06/15/2005: And it was made here, by the way....
Over at Slate, Christopher Kelly takes Memphis filmmaker Craig Brewer's soon-to-be-released film Hustle and Flow as the starting point for some musings on the rise of "the indie blockbuster": The Pimp Who Saved Hollywood.
Those who enjoy debating whether American independent filmmaking has become completely co-opted by the Hollywood monolith, or merely 97 percent co-opted, would have had a grand ol' time at the premiere party for Craig Brewer's Hustle & Flow (Paramount Classics, opening July 13) at this year's Sundance Film Festival.
It had been a sluggish first few days for the dramatic features, with the usual mixture of allegorical dramas starring slow-moving turtles and quirky comedies starring thumb-sucking teenagers. But suddenly a palpable Sundance buzz was in the air. Hustle & Flow—a drama about a Memphis pimp named DJay (the gifted Terrence Howard, late of Crash) who dreams of becoming a hip-hop star—had brought the crowd to its feet that evening at the Park City Racquet Club. And now hundreds of partygoers huddled around heat lamps in the freezing cold, asking all the familiar questions: How much might the movie sell for? How much could it gross theatrically?

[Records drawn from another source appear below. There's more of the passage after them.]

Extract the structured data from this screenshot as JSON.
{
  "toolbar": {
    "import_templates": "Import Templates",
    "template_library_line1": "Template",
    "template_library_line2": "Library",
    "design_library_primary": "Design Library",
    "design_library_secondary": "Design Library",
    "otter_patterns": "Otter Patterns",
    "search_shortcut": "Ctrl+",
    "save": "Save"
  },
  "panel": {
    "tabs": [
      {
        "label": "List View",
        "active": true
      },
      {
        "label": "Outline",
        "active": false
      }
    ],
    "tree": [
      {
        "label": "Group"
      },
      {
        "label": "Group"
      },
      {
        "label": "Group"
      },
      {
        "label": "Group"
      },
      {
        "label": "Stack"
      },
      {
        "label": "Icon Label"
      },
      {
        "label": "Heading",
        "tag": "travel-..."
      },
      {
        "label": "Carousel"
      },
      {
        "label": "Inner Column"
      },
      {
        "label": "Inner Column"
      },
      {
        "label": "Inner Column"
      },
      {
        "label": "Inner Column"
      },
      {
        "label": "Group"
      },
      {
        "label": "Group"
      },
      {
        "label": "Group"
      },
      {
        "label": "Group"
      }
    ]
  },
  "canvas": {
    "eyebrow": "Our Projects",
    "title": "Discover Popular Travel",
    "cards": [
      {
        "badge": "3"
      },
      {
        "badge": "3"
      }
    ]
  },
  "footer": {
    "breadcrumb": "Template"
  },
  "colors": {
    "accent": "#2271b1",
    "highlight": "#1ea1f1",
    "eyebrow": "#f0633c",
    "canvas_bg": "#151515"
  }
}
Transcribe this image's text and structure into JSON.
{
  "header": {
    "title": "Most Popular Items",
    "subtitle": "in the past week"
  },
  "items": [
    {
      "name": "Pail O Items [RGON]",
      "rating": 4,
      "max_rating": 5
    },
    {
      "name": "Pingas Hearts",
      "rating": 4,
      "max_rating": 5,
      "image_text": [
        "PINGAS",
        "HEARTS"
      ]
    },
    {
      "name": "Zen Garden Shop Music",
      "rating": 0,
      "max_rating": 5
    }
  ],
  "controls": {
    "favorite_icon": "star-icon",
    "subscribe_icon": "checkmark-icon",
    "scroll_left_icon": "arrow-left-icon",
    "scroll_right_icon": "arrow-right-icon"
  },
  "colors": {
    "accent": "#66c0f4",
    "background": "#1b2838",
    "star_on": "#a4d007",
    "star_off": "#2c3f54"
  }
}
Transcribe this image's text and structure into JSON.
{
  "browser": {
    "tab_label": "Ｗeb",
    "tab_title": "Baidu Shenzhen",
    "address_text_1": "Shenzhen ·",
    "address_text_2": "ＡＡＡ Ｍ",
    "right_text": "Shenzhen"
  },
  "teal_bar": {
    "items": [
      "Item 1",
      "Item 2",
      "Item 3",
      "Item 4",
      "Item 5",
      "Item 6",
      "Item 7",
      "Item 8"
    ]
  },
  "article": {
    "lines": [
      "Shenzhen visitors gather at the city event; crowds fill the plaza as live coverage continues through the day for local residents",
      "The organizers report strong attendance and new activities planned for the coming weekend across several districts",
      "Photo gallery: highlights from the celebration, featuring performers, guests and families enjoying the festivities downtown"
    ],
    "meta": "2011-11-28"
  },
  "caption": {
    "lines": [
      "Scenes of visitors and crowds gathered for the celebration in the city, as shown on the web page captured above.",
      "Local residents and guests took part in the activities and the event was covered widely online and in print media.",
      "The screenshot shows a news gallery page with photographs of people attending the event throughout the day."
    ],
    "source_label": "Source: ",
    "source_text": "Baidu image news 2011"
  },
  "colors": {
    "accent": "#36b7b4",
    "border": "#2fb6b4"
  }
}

And how big a windfall did its producer, John Singleton (of Boyz n the Hood fame), stand to reap? (Singleton and producing partner Stephanie Allain financed Hustle & Flow out of pocket, for about $3 million, after shopping the project around and reportedly getting turned down by every studio in town.)
One thing lost in all the excitement was the small matter of the movie itself—which is mostly just shameless, crowd-pleasing drivel. Howard burns with old-school charisma, but he's forced to play one embarrassing ghetto cliché after another: a pimp with a heart of gold (i.e., he smacks his bitches, but only when they deserve it), suffering through an early midlife crisis (i.e., he just can't see himself doing the pimp thing into his 40s). DJay's rise to superstardom is a dopey, Rocky-style wish-fulfillment fantasy, replete with musical numbers from the MTV Jams recycling bin. (Sample lyrics: "You know it's hard out there for a pimp / When you're trying to get money for the rent.") And Brewer hasn't quite figured out how to illustrate his lead character's misogyny without exulting in it: The camera gets in close to the actresses' jiggling backsides; the dialogue—including one soon-to-be-famous line about the constitution of a female pig's genitalia—is even more revolting.
The movie sold to Paramount Classics (partnering with MTV Films) for a reported $9 million; Singleton received an additional $7 million, earmarked for him to produce two more "indie," urban-set, youth-oriented dramas. The next indie sensation was born. Funny, though, that this "vision of what's hip and what Hollywood isn't doing," as Singleton has described it, should look exactly like what Hollywood's been doing for years.
Len on 06.15.05 @ 06:42 AM CST